#### [DATA FOR THIS TASK]
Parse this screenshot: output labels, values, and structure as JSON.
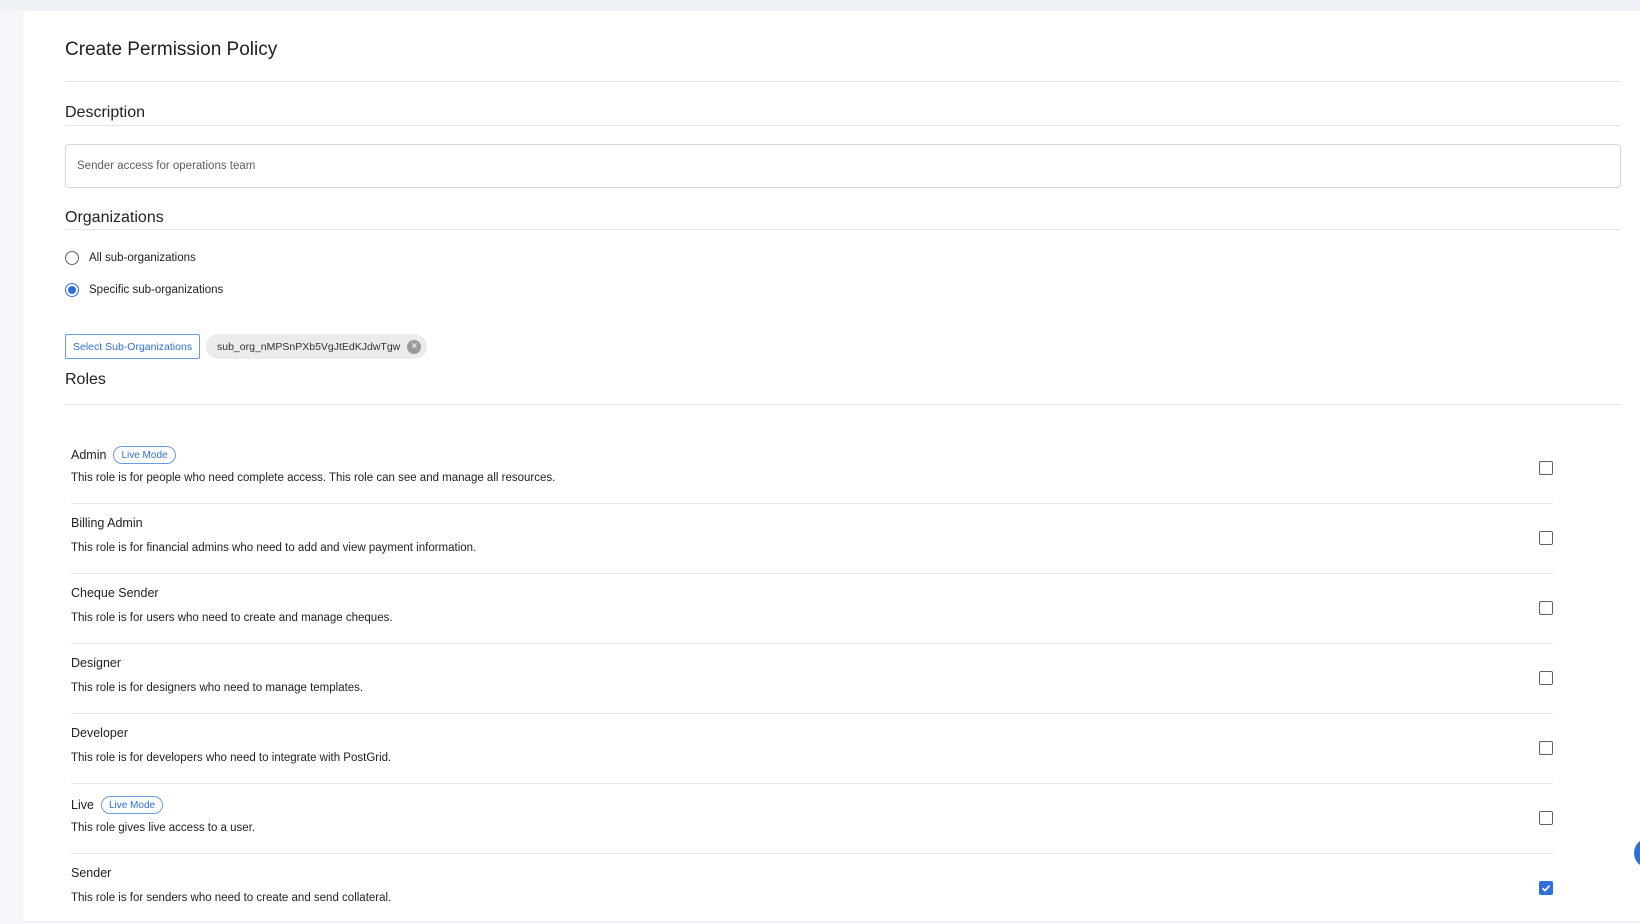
{
  "page": {
    "title": "Create Permission Policy"
  },
  "description": {
    "heading": "Description",
    "value": "Sender access for operations team"
  },
  "organizations": {
    "heading": "Organizations",
    "options": [
      {
        "label": "All sub-organizations",
        "selected": false
      },
      {
        "label": "Specific sub-organizations",
        "selected": true
      }
    ],
    "select_button_label": "Select Sub-Organizations",
    "selected_chips": [
      "sub_org_nMPSnPXb5VgJtEdKJdwTgw"
    ]
  },
  "roles": {
    "heading": "Roles",
    "items": [
      {
        "name": "Admin",
        "badge": "Live Mode",
        "description": "This role is for people who need complete access. This role can see and manage all resources.",
        "checked": false
      },
      {
        "name": "Billing Admin",
        "badge": "",
        "description": "This role is for financial admins who need to add and view payment information.",
        "checked": false
      },
      {
        "name": "Cheque Sender",
        "badge": "",
        "description": "This role is for users who need to create and manage cheques.",
        "checked": false
      },
      {
        "name": "Designer",
        "badge": "",
        "description": "This role is for designers who need to manage templates.",
        "checked": false
      },
      {
        "name": "Developer",
        "badge": "",
        "description": "This role is for developers who need to integrate with PostGrid.",
        "checked": false
      },
      {
        "name": "Live",
        "badge": "Live Mode",
        "description": "This role gives live access to a user.",
        "checked": false
      },
      {
        "name": "Sender",
        "badge": "",
        "description": "This role is for senders who need to create and send collateral.",
        "checked": true
      }
    ]
  },
  "colors": {
    "accent": "#2e6fd8",
    "divider": "#e3e5e8",
    "background": "#f4f6fa"
  }
}
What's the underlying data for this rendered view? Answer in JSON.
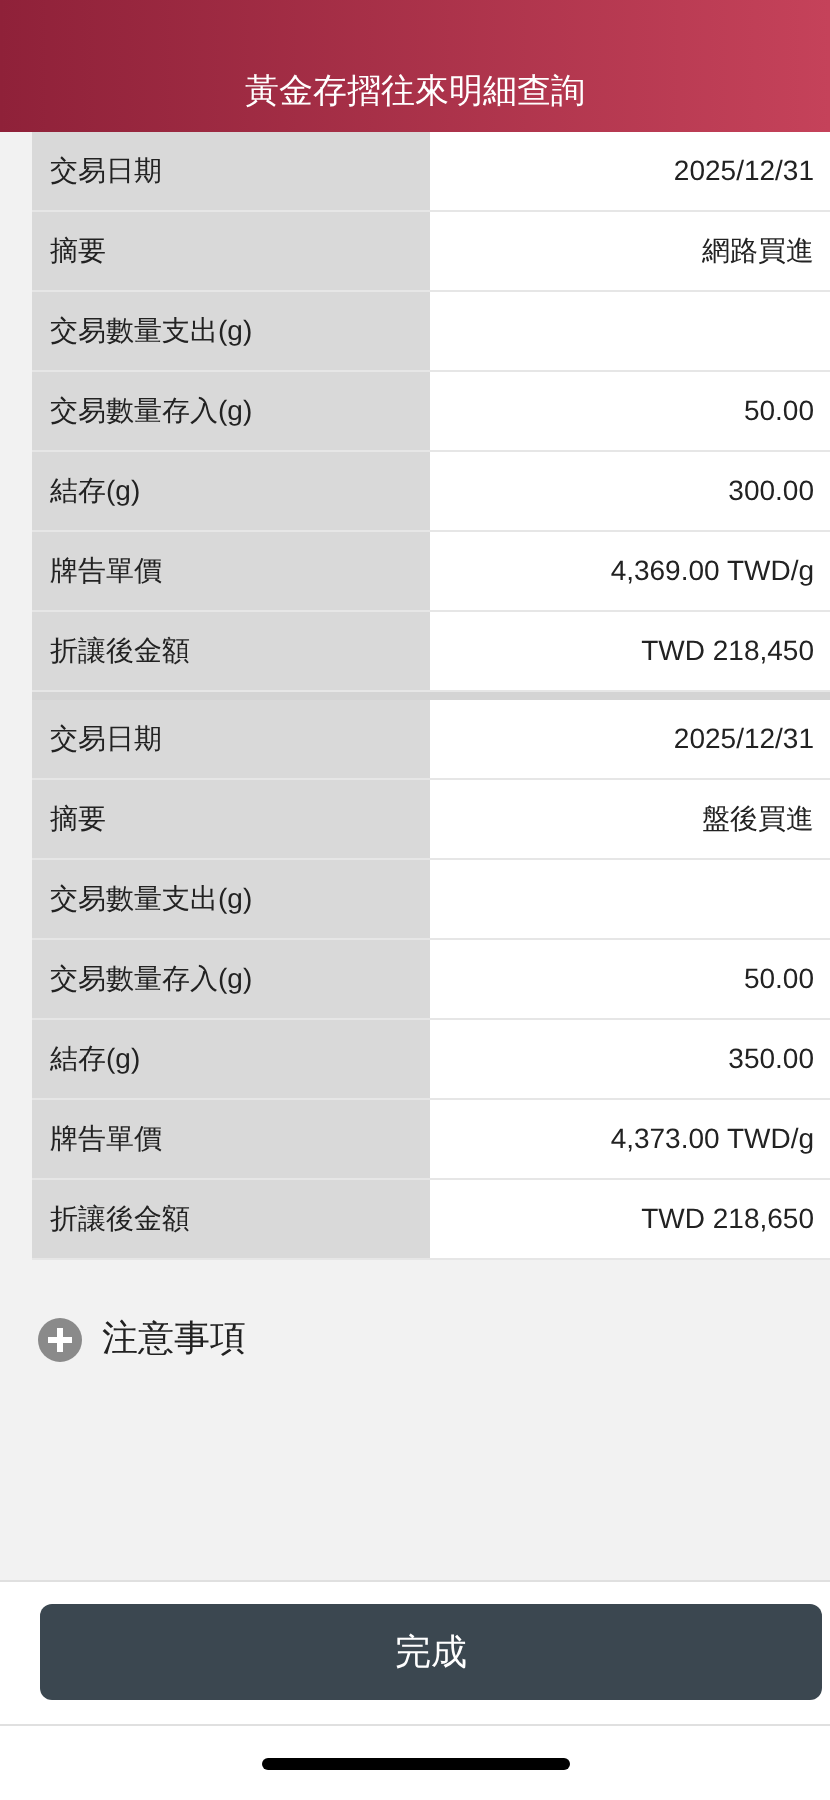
{
  "header": {
    "title": "黃金存摺往來明細查詢"
  },
  "records": [
    {
      "rows": [
        {
          "label": "交易日期",
          "value": "2025/12/31"
        },
        {
          "label": "摘要",
          "value": "網路買進"
        },
        {
          "label": "交易數量支出(g)"
        },
        {
          "label": "交易數量存入(g)",
          "value": "50.00"
        },
        {
          "label": "結存(g)",
          "value": "300.00"
        },
        {
          "label": "牌告單價",
          "value": "4,369.00 TWD/g"
        },
        {
          "label": "折讓後金額",
          "value": "TWD 218,450"
        }
      ]
    },
    {
      "rows": [
        {
          "label": "交易日期",
          "value": "2025/12/31"
        },
        {
          "label": "摘要",
          "value": "盤後買進"
        },
        {
          "label": "交易數量支出(g)"
        },
        {
          "label": "交易數量存入(g)",
          "value": "50.00"
        },
        {
          "label": "結存(g)",
          "value": "350.00"
        },
        {
          "label": "牌告單價",
          "value": "4,373.00 TWD/g"
        },
        {
          "label": "折讓後金額",
          "value": "TWD 218,650"
        }
      ]
    }
  ],
  "notice": {
    "label": "注意事項",
    "expanded": false
  },
  "done_button": "完成"
}
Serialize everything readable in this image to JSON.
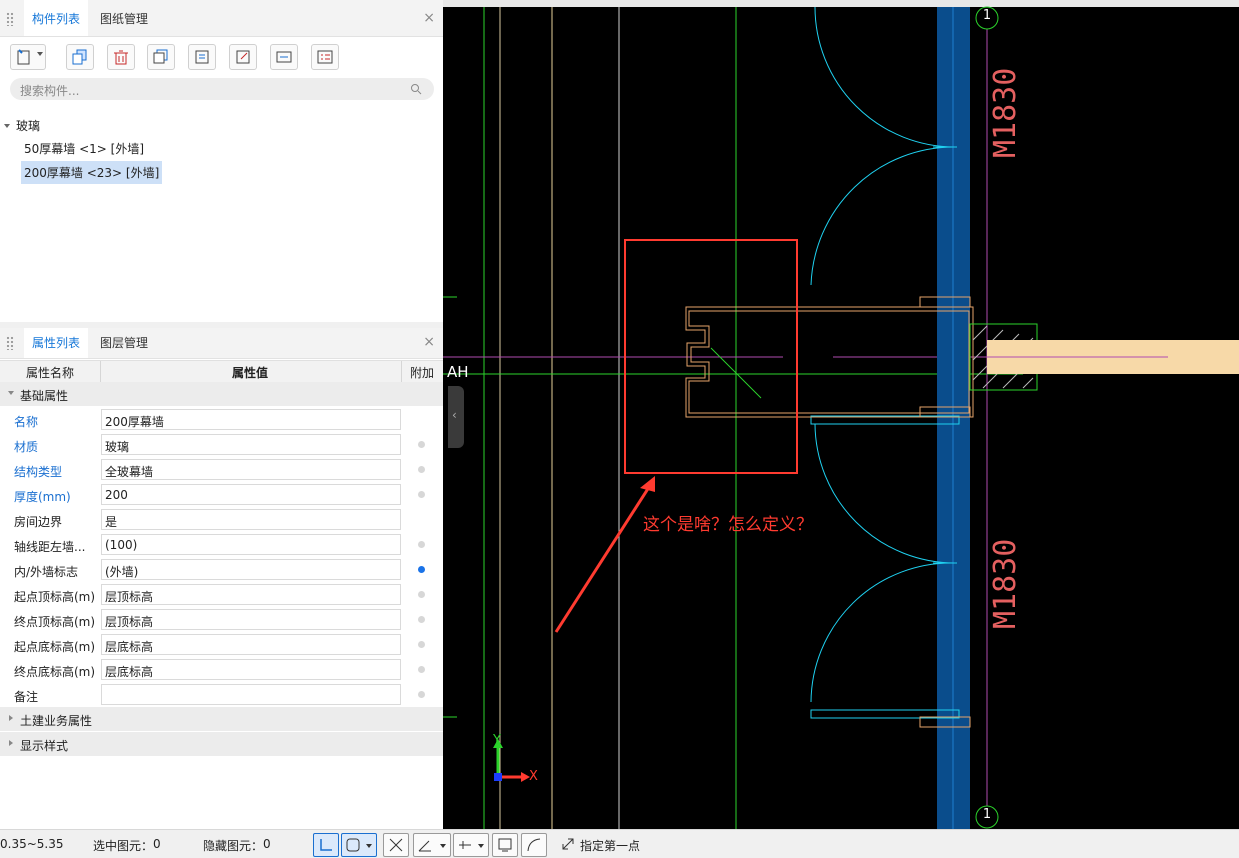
{
  "component_panel": {
    "tabs": [
      "构件列表",
      "图纸管理"
    ],
    "close": "×",
    "search_placeholder": "搜索构件...",
    "tree": {
      "group": "玻璃",
      "items": [
        "50厚幕墙 <1> [外墙]",
        "200厚幕墙 <23> [外墙]"
      ],
      "selected_index": 1
    },
    "toolbar_icons": [
      "new-component-icon",
      "copy-icon",
      "delete-icon",
      "copy-layer-icon",
      "layer-import-icon",
      "extract-icon",
      "rename-icon",
      "list-icon"
    ]
  },
  "property_panel": {
    "tabs": [
      "属性列表",
      "图层管理"
    ],
    "close": "×",
    "columns": [
      "属性名称",
      "属性值",
      "附加"
    ],
    "group_basic": "基础属性",
    "rows": [
      {
        "name": "名称",
        "value": "200厚幕墙",
        "blue": true,
        "dot": "none"
      },
      {
        "name": "材质",
        "value": "玻璃",
        "blue": true,
        "dot": "off"
      },
      {
        "name": "结构类型",
        "value": "全玻幕墙",
        "blue": true,
        "dot": "off"
      },
      {
        "name": "厚度(mm)",
        "value": "200",
        "blue": true,
        "dot": "off"
      },
      {
        "name": "房间边界",
        "value": "是",
        "blue": false,
        "dot": "none"
      },
      {
        "name": "轴线距左墙...",
        "value": "(100)",
        "blue": false,
        "dot": "off"
      },
      {
        "name": "内/外墙标志",
        "value": "(外墙)",
        "blue": false,
        "dot": "on"
      },
      {
        "name": "起点顶标高(m)",
        "value": "层顶标高",
        "blue": false,
        "dot": "off"
      },
      {
        "name": "终点顶标高(m)",
        "value": "层顶标高",
        "blue": false,
        "dot": "off"
      },
      {
        "name": "起点底标高(m)",
        "value": "层底标高",
        "blue": false,
        "dot": "off"
      },
      {
        "name": "终点底标高(m)",
        "value": "层底标高",
        "blue": false,
        "dot": "off"
      },
      {
        "name": "备注",
        "value": "",
        "blue": false,
        "dot": "off"
      }
    ],
    "group_civil": "土建业务属性",
    "group_display": "显示样式"
  },
  "canvas": {
    "axis_label_left": "AH",
    "axis_top": "1",
    "axis_bottom": "1",
    "door_tag_1": "M1830",
    "door_tag_2": "M1830",
    "annotation": "这个是啥？怎么定义？",
    "ucs_y": "Y",
    "ucs_x": "X",
    "colors": {
      "background": "#000000",
      "annotation": "#ff3b30",
      "wall": "#0a4d8c",
      "door_arc": "#1fd1f0"
    }
  },
  "status_bar": {
    "scale": "0.35~5.35",
    "selected_label": "选中图元：",
    "selected_count": "0",
    "hidden_label": "隐藏图元：",
    "hidden_count": "0",
    "prompt": "指定第一点"
  }
}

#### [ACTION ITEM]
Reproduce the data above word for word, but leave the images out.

#### [RESULT]
Parse this screenshot: output labels, values, and structure as JSON.
{
  "page": {
    "title": "Create Permission Policy"
  },
  "description": {
    "heading": "Description",
    "value": "Sender access for operations team"
  },
  "organizations": {
    "heading": "Organizations",
    "options": [
      {
        "label": "All sub-organizations",
        "selected": false
      },
      {
        "label": "Specific sub-organizations",
        "selected": true
      }
    ],
    "select_button_label": "Select Sub-Organizations",
    "selected_chips": [
      "sub_org_nMPSnPXb5VgJtEdKJdwTgw"
    ]
  },
  "roles": {
    "heading": "Roles",
    "items": [
      {
        "name": "Admin",
        "badge": "Live Mode",
        "description": "This role is for people who need complete access. This role can see and manage all resources.",
        "checked": false
      },
      {
        "name": "Billing Admin",
        "badge": "",
        "description": "This role is for financial admins who need to add and view payment information.",
        "checked": false
      },
      {
        "name": "Cheque Sender",
        "badge": "",
        "description": "This role is for users who need to create and manage cheques.",
        "checked": false
      },
      {
        "name": "Designer",
        "badge": "",
        "description": "This role is for designers who need to manage templates.",
        "checked": false
      },
      {
        "name": "Developer",
        "badge": "",
        "description": "This role is for developers who need to integrate with PostGrid.",
        "checked": false
      },
      {
        "name": "Live",
        "badge": "Live Mode",
        "description": "This role gives live access to a user.",
        "checked": false
      },
      {
        "name": "Sender",
        "badge": "",
        "description": "This role is for senders who need to create and send collateral.",
        "checked": true
      }
    ]
  },
  "colors": {
    "accent": "#2e6fd8",
    "divider": "#e3e5e8",
    "background": "#f4f6fa"
  }
}
What's the underlying data for this rendered view? Answer in JSON.
{
  "header": {
    "title": "黃金存摺往來明細查詢"
  },
  "records": [
    {
      "rows": [
        {
          "label": "交易日期",
          "value": "2025/12/31"
        },
        {
          "label": "摘要",
          "value": "網路買進"
        },
        {
          "label": "交易數量支出(g)"
        },
        {
          "label": "交易數量存入(g)",
          "value": "50.00"
        },
        {
          "label": "結存(g)",
          "value": "300.00"
        },
        {
          "label": "牌告單價",
          "value": "4,369.00 TWD/g"
        },
        {
          "label": "折讓後金額",
          "value": "TWD 218,450"
        }
      ]
    },
    {
      "rows": [
        {
          "label": "交易日期",
          "value": "2025/12/31"
        },
        {
          "label": "摘要",
          "value": "盤後買進"
        },
        {
          "label": "交易數量支出(g)"
        },
        {
          "label": "交易數量存入(g)",
          "value": "50.00"
        },
        {
          "label": "結存(g)",
          "value": "350.00"
        },
        {
          "label": "牌告單價",
          "value": "4,373.00 TWD/g"
        },
        {
          "label": "折讓後金額",
          "value": "TWD 218,650"
        }
      ]
    }
  ],
  "notice": {
    "label": "注意事項",
    "expanded": false
  },
  "done_button": "完成"
}
Serialize everything readable in this image to JSON.
{
  "component_panel": {
    "tabs": [
      "构件列表",
      "图纸管理"
    ],
    "close": "×",
    "search_placeholder": "搜索构件...",
    "tree": {
      "group": "玻璃",
      "items": [
        "50厚幕墙 <1> [外墙]",
        "200厚幕墙 <23> [外墙]"
      ],
      "selected_index": 1
    },
    "toolbar_icons": [
      "new-component-icon",
      "copy-icon",
      "delete-icon",
      "copy-layer-icon",
      "layer-import-icon",
      "extract-icon",
      "rename-icon",
      "list-icon"
    ]
  },
  "property_panel": {
    "tabs": [
      "属性列表",
      "图层管理"
    ],
    "close": "×",
    "columns": [
      "属性名称",
      "属性值",
      "附加"
    ],
    "group_basic": "基础属性",
    "rows": [
      {
        "name": "名称",
        "value": "200厚幕墙",
        "blue": true,
        "dot": "none"
      },
      {
        "name": "材质",
        "value": "玻璃",
        "blue": true,
        "dot": "off"
      },
      {
        "name": "结构类型",
        "value": "全玻幕墙",
        "blue": true,
        "dot": "off"
      },
      {
        "name": "厚度(mm)",
        "value": "200",
        "blue": true,
        "dot": "off"
      },
      {
        "name": "房间边界",
        "value": "是",
        "blue": false,
        "dot": "none"
      },
      {
        "name": "轴线距左墙...",
        "value": "(100)",
        "blue": false,
        "dot": "off"
      },
      {
        "name": "内/外墙标志",
        "value": "(外墙)",
        "blue": false,
        "dot": "on"
      },
      {
        "name": "起点顶标高(m)",
        "value": "层顶标高",
        "blue": false,
        "dot": "off"
      },
      {
        "name": "终点顶标高(m)",
        "value": "层顶标高",
        "blue": false,
        "dot": "off"
      },
      {
        "name": "起点底标高(m)",
        "value": "层底标高",
        "blue": false,
        "dot": "off"
      },
      {
        "name": "终点底标高(m)",
        "value": "层底标高",
        "blue": false,
        "dot": "off"
      },
      {
        "name": "备注",
        "value": "",
        "blue": false,
        "dot": "off"
      }
    ],
    "group_civil": "土建业务属性",
    "group_display": "显示样式"
  },
  "canvas": {
    "axis_label_left": "AH",
    "axis_top": "1",
    "axis_bottom": "1",
    "door_tag_1": "M1830",
    "door_tag_2": "M1830",
    "annotation": "这个是啥？怎么定义？",
    "ucs_y": "Y",
    "ucs_x": "X",
    "colors": {
      "background": "#000000",
      "annotation": "#ff3b30",
      "wall": "#0a4d8c",
      "door_arc": "#1fd1f0"
    }
  },
  "status_bar": {
    "scale": "0.35~5.35",
    "selected_label": "选中图元：",
    "selected_count": "0",
    "hidden_label": "隐藏图元：",
    "hidden_count": "0",
    "prompt": "指定第一点"
  }
}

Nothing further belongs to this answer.